The time for mining a transaction is about 10 minutes, calculations show that a quantum computer would take about 30 minutes to break a Bitcoin key. So, as long as that is true, your bitcoin transaction is …probably… safe. But that won’t last forever. It is an almost certainty quantum computing will make crypto-currencies worthless at some point – maybe even in our lifetime at the rate quantum computing is making advances.
Computer scientists spend a lot of time thinking about the most optimal way of doing things. This guy stacks up 79 different kinds of ways of sorting things from smallest to largest and compares number of writes, compares, auxiliary array use, etc.
Build systems are certainly not the sexy parts of software development. However, no part of the development process impacts your team so much as it’s build system. Build systems that perform poorly, regularly break, or generate inconsistent or confusing output files are one of the fastest ways to introduce bugs, slow releases, and bring a whole team to a screeching halt. That’s why automated reproducible builds are a keystone of agile development.
Out-of-source builds are one way to improve your build system. Out-of-source building is a practice that keeps the generated/compiled intermediate and binary files out of the source file directories. Traditionally, most build systems would generate object, binary, and intermediate files mixed right next to their source files. This leads to a confusing hierarchy of files that made getting a consistent picture of your build and source nearly impossible on big projects.
It turns out CMake can help you create our of source builds with just a few little tricks. Unfortunately, there were few examples and many of them were overly complex. So, to help get folks started, I wrote up a very simple sample. It’s the perfect starting point for your next project. It works with both Linux and Visual Studio builds.

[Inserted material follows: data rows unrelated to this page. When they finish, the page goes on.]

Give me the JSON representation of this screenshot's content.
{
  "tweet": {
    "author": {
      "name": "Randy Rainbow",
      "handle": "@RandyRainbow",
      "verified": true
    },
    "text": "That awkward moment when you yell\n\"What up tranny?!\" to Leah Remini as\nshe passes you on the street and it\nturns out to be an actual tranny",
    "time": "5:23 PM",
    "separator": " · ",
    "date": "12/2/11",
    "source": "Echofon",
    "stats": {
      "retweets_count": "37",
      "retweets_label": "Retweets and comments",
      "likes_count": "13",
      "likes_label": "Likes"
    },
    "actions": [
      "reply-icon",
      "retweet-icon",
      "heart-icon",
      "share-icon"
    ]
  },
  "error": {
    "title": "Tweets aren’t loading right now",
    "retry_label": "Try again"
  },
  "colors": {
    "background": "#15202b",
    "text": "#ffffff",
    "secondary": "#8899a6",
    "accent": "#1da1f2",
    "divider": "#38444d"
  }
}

Algorithm of the day: Rapidly exploring random trees (RRT) is an algorithm designed to efficiently search non-convex spaces by randomly building a space-filling tree. The tree is constructed incrementally from samples drawn randomly from the search space and is inherently biased to grow towards large unsearched areas of the problem. They easily handle problems with obstacles and differential constraints and have been widely used in autonomous robotic motion planning.
Traveling through hyperspace ain’t like dusting crops, boy! Without precise calculations we could fly right through a star or bounce too close to a supernova and that’d end your trip real quick, wouldn’t it?
Han Solo – Star Wars Episode IV: A New Hope
Moving to Vulcan and DirectX 12 isn’t like going from DX9 to DX11, or Opengl 3.0 to OpenGL 4.0. These new API’s add quite a bit of work that used to be done by the graphics driver. This gives devs more control, but it also makes things a lot more tricky.
Microsoft has generated a good set of videos to teach some of the unique and tricky parts of DirectX12 to those with some graphics background. These videos help teach a number of tricky topics and usages that aren’t immediately apparent by reading the docs.
Presentation modes in Windows 10
This video has terrible audio quality, but it does a great job covering the various flip modes and delays that they introduce:
This is one of the big concepts that trips you up and causes a lot of confusion.